The current contract says retiring employees will receive health benefits until age 65 or until they become eligible for Medicare. However, it also provided a retirement incentive that provided employees 100% of their last year’s salary if they retire by August 31 after attaining age 55. The board withdrew that latter provision, based on its reading of two federal court decisions: Erie County Association vs. County of Erie and AARP vs. Equal Employment Opportunity Commission , according to the (Wilkes Barre, Pennsylvania) Times Leader.
The federal ruling, which is being appealed, was based on a practice where retired employees below age 65 were given better health-care coverage than those who were eligible for Medicare.
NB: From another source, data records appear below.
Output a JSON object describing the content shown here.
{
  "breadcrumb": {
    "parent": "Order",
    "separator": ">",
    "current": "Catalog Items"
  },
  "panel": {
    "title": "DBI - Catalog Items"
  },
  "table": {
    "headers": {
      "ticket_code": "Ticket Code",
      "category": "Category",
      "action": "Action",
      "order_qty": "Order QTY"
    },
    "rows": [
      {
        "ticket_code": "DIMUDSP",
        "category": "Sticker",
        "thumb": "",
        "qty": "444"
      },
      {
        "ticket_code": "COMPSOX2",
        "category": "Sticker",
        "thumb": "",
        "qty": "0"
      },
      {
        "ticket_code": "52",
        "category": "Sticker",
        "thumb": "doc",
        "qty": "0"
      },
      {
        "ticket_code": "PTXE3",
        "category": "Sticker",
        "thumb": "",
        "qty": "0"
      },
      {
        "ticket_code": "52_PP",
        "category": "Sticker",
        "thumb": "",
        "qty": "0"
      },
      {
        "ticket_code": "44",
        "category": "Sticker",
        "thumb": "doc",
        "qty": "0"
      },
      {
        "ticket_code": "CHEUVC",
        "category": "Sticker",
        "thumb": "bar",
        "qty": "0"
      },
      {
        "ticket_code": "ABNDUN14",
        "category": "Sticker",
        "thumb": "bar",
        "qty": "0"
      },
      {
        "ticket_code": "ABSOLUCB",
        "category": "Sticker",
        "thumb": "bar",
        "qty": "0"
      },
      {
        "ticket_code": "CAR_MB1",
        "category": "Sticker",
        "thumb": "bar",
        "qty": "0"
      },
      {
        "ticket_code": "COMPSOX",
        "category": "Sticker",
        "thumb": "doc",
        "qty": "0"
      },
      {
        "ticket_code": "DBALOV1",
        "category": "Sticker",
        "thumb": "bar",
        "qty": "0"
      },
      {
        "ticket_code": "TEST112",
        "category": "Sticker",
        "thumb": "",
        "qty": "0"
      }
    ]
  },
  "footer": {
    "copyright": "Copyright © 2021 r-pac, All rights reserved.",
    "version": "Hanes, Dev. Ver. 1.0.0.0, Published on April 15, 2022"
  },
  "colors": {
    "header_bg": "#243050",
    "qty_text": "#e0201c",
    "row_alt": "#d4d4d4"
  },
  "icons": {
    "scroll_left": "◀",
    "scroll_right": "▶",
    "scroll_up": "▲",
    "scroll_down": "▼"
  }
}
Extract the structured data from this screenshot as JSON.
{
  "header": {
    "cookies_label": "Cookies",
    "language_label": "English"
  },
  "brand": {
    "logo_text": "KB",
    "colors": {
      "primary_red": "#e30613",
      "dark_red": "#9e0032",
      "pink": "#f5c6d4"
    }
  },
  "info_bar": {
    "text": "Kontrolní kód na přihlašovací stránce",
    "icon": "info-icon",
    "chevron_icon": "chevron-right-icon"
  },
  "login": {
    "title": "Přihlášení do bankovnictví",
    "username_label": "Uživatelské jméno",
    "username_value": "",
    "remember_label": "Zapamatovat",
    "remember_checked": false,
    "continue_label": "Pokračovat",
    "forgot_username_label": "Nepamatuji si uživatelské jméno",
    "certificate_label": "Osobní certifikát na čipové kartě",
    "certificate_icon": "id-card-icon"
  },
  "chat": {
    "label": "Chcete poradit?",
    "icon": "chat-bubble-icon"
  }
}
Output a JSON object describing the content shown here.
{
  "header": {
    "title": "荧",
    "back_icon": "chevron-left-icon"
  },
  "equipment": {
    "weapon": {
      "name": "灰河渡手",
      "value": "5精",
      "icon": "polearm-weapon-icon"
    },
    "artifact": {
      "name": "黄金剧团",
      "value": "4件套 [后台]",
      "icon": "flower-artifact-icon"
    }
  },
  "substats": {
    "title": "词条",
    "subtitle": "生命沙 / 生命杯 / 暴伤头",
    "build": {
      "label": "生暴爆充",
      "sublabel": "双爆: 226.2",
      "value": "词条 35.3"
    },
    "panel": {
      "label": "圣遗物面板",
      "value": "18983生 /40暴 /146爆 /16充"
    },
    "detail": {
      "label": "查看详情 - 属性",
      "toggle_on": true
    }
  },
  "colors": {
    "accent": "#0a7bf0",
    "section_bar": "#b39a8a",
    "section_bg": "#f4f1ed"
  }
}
Health-care coverage to fill the gap between the time of retirement and when a employee is eligible for Medicare was ruled to be age discrimination by the federal court (see Federal Judge Tosses EEOC Retiree Health Benefit Exemption ).
Three of the five educators represented in the most recent action had intended to retire this year, but changed their mind because of the board’s change in the incentive package, according to The Citizen’s Voice. “We were denied early retirement incentives,” Clare Myers, one of the five, said, according to the report. “We are going to have to pay something no one else had to.”
The retirement incentives that were offered are illegal, said John “Jack” Dean, the school board solicitor, according to the report. “This has nothing to do with age,” Dean said. “We have to comply with the law.”
In the AARP case, the lobbying group had challenged an April 2004 EEOC rule that attempted to clarify that employers would not be construed as violating the Age Discrimination in Employment Act (ADEA) if they provide greater health benefits to individuals who retiree early and are not yet eligible for Medicare than they provide to retirees who are 65 or older and qualify for Medicare benefits (See EEOC Approves ‘Erie County’ Exemption ). Supporters of the EEOC rule had argued that employers facing skyrocketing costs might stop offering retiree benefits if they were forced to provide the same level of care to younger and older retirees.